Reality television as we know it today is impossible to categorize. A hybrid of tabloid journalism, documentary film, and popular entertainment, this broad genre has swept up audiences across the globe, changing the media landscape over the last two decades. Generally, the genre relies heavily on manipulation tactics, sensationalism, and a sense of reality that is hinted at, but never proven. Thought of for many years as the joke of the entertainment industry—a fad that would fall as quickly as it rose—the world of reality television has remained at the forefront of media debates, ranging from its representations of reality to its moral value.
Gangland, along with its contemporaries such as The First 48, Crime 360 and Cold Case Files (to name a few), harkens back to the first wave of popular reality television where, before the era of the social experiment sub-genre (Survivor, Big Brother), producers used the new format to focus on hot button topics that were sure to gather buzz and ratings by the truckload. What made these shows so appealing to a network was that, during a time of economic hardship within the culture industries, this broad genre of programs could be made for little money, produce high ratings, and work well as a format that could be sold to sibling channels in other countries. Crime, although on a slight decline in the last year according to FBI reports, is still a prominent topic of discussion, a fear among the general public that can be tapped into for entertainment value.
Season three of Gangland, recently released on DVD, focuses on cities ranging from Chicago to Laredo, Texas, the gangs equally violent, the police equally determined to catch the criminals and lock them up. The idea behind the show is to take the viewer on a journey into the depths of these gangs, profiling their history, recruitment, structure, and activity.

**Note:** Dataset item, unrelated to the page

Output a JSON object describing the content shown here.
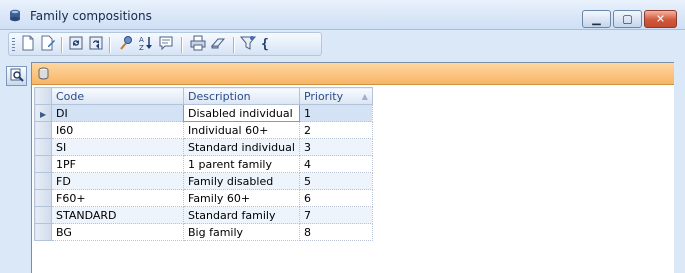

The problem lies in its formulaic presentation. If you’ve seen one episode of Gangland, you’ve seen them all. Beside the literal re-use of stock footage and reenactment, each episode follows a very tight narrative structure: a crime is committed, usually violent; we are introduced to the gang involved through a series of talking head narrators, usually cops and former gang members; we are given access to the back story of the gang; the crime introduced in the beginning is discussed further, usually toward a satisfying result ; we are let in to the stories of gang members who are now out of the life, as well as the status of the gang today.
While this can cause problems for a viewer of the DVD, watching the episodes in chronological order, such matters are rendered obsolete due to the essence of the show. Gangland is like a pop single: meant to be played out of context of the larger picture, telling you all it needs to in its condensed frame. It’s instant pleasure, fast food junk for the eyes and ears with a story we all know the ending to. The heroes and villains are caricatures with no thought process involved, making the show perfect background noise, a show that won’t disappoint if your eyes happen to leave your work and catch the television screen.
Although looking at it through this pop-junk framework can make Gangland instantly entertaining, serious questions are left unanswered. Why do these gangs exist? The institutional racism present in most inner-city neighborhoods is never touched upon, leaving the viewer to believe devil’s rejects are walking our streets, cold blooded with no remorse. Never mentioned are the deficient living spaces, years of injustice, and poorly resourced school systems that lead to low scholastic achievements, lower admissions to college and a skyrocketing unemployment rate.
Add to this a rapid hostility from outside neighborhoods, a biased policing and judicial system, and a thinly veiled war on the lower class disguised as a war on drugs, and it’s no surprise that arrests, convictions and sentences number higher every year. We create a foundation for these kids to underachieve, an inescapable web, making sure they stay at the bottom of the pecking order. Even though much has been done to help underprivileged kids, it would be naive to expect that the hidden form of racism is not still permeating American culture, with the media a driving institutional force behind the campaign of disinformation, spreading half truths and fabrications to the public-at-large.
It would also be naive to exclude Gangland from this campaign. Since the show itself is sugar-coated fluff, enjoyable and easy to let dissolve into the television abyss and disappear, we tend to let it off the hook. It may be time we lift the curtain to reveal the hypocrisy of what is sold to us as reality, questioning the motives and intent of television networks and producers. In turn, we have to flip the questions back onto ourselves, and explore our own reasons for why we buy into the facade.
The DVD set is mostly bare bones, save for a few slices of additional footage that are rather useless for gathering a more complete understanding of each episode. What’s most disappointing is that this wasted space could have been used to highlight some of the aspects sorely missed from each episode.